Work out how many lines below hold the string "积攒多年的人品终于有用了" and state only that figure.
Start of Records for the task
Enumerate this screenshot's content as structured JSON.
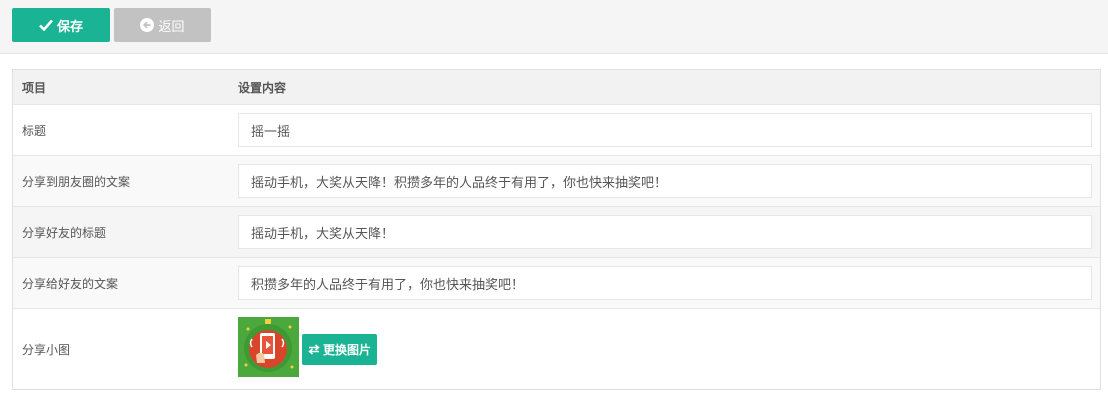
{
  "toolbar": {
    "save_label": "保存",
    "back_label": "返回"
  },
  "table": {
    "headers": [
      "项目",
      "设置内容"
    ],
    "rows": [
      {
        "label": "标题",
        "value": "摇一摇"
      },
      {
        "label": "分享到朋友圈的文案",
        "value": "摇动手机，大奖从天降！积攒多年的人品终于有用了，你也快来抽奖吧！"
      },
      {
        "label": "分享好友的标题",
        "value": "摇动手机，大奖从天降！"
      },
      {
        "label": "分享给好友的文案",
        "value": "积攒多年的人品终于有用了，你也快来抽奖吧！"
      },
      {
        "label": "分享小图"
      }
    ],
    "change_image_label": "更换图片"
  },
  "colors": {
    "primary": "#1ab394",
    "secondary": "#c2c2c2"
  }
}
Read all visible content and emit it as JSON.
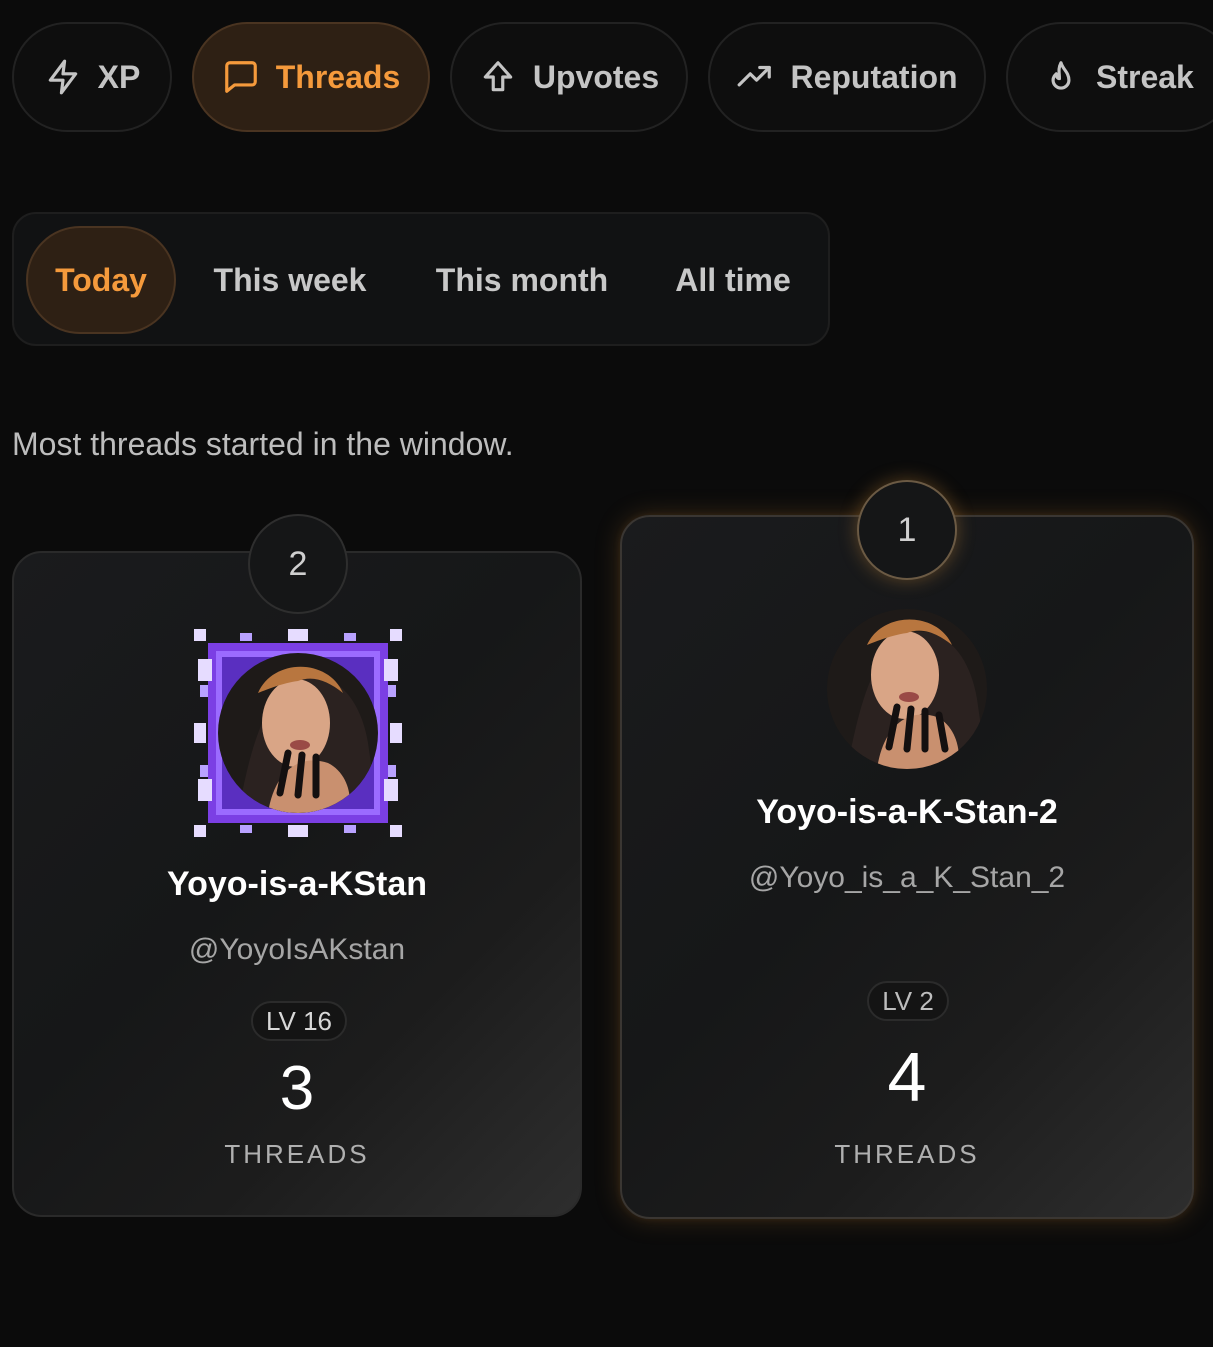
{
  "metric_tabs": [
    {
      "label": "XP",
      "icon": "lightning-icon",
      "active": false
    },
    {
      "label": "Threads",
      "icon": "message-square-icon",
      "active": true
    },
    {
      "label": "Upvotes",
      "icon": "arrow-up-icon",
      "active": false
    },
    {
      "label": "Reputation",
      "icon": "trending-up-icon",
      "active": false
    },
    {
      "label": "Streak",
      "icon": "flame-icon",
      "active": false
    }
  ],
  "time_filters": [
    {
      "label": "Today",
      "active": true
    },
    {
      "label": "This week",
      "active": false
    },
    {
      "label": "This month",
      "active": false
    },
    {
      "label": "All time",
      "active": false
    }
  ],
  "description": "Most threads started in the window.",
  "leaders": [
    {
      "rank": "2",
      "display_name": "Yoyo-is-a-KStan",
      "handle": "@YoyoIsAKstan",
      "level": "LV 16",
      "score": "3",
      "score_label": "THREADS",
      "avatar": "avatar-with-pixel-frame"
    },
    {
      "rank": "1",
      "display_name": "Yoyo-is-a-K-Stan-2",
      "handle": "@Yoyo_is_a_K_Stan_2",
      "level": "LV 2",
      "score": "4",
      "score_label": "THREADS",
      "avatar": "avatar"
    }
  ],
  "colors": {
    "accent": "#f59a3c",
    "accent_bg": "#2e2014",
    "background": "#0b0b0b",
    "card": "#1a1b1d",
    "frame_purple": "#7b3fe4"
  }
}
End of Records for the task
[Solved problem]:
2